Originally posted by kaskad
Yes, now instead of purchasing duty gear like weapons, vests, optics, and NVG's with $$ from their own pocket, they can just request and use surplus military gear. I see nothing wrong with that.
Originally posted by rebellender
reply to post by Simon_Boudreaux
yeah (chuckle) them SWAT boys ought to feel real safe driving up in their new/// worn out by the guard guys/// SWAT MOBILE all free gratis of the tax payer.....????? what is the projected maintenance of this Hummer and at current tax base or will they need to draw up a new budget to support that real wing-dinger Police Statement
The US Department of Defense has been caught out selling large amounts of military supplies to a fake police department. The fake department was created by the US government itself to sniff out waste and fraud.
The Government Accountability Office issued a revealingreport last week showing that the Pentagon sold more than 100 controlled items valued at $1.2 million to a fake police department set up by the government watchdog agency through the 1990s-era 1033 program, according to a report released by the GAO. The 1033 program allows local and state law enforcement to apply for excess equipment from the US military.
The gear that the GAO received from the DoD included night vision goggles, simulated M-16A2 rifles and pipe bomb equipment.

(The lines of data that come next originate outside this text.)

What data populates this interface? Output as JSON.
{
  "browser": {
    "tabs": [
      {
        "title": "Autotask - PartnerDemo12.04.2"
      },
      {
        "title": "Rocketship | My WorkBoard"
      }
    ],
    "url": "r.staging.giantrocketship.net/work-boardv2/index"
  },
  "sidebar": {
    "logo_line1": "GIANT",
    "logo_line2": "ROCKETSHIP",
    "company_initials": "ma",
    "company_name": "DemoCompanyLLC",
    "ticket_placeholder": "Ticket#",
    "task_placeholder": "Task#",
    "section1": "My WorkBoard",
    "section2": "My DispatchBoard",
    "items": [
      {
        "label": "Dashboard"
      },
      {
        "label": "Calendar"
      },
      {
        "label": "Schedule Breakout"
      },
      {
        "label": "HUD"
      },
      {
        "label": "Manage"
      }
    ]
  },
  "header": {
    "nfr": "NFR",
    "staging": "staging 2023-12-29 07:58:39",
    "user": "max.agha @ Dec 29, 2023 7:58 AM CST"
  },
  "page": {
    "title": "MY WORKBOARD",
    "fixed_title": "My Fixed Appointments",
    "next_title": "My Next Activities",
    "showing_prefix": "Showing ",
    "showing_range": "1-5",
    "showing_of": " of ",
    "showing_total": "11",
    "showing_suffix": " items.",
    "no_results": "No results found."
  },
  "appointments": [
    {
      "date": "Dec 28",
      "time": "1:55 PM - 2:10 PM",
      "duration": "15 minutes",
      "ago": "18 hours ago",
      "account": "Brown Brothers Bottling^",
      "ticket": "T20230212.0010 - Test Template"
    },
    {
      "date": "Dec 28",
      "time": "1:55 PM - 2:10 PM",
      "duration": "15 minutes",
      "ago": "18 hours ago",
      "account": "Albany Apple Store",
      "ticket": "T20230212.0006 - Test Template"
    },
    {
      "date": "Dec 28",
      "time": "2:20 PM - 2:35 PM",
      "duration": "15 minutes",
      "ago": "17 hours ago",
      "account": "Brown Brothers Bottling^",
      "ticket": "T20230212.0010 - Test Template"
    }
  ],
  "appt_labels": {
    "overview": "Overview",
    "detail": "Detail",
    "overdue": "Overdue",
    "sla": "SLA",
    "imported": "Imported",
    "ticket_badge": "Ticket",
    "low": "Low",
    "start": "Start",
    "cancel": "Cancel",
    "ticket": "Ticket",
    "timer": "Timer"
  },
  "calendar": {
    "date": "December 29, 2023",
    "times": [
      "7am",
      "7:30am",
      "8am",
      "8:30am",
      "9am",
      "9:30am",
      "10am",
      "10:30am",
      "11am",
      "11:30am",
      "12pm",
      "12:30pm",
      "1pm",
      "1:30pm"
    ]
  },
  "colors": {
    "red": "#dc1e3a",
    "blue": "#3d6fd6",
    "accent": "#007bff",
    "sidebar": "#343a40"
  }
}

The government watchdog set up a fake website with a fake address that led to an empty parking lot and gave the information to the DoD in their application for the supplies. The GAO then received the fake items in less than a week after applying.
“They never did any verification, like visit our ‘location,’ and most of it was by email,” Zina Merritt, director of the GAO’s defense capabilities and management team, which conducted the operation, told the Marshall Project. "It was like getting stuff off of eBay.”
Following the fallout from this report, the Pentagon has now promised to tighten its procedures for verification, which include going to the police department in question to verify its location and obtain valid identification when law enforcement comes to pick up supplies.
The GAO sting operation’s groundwork was laid after the 2014 police shooting of Michael Brown in Ferguson, Missouri. The response to people protesting the death of the young man was met with military tanks and weapons as the Ferguson police department tried to break up the protests.
Further, it was confirmed that much of the equipment used by the Ferguson department in the protests was the same that was dispensed by the 1033 program, after the Marshall Project and others uncovered the connection.
Following the Ferguson protests, then-President Barack Obama issued an executive order that prohibited the US military from giving away their equipment and made them deem other specific pieces of equipment “controlled,”according to the Marshall Project.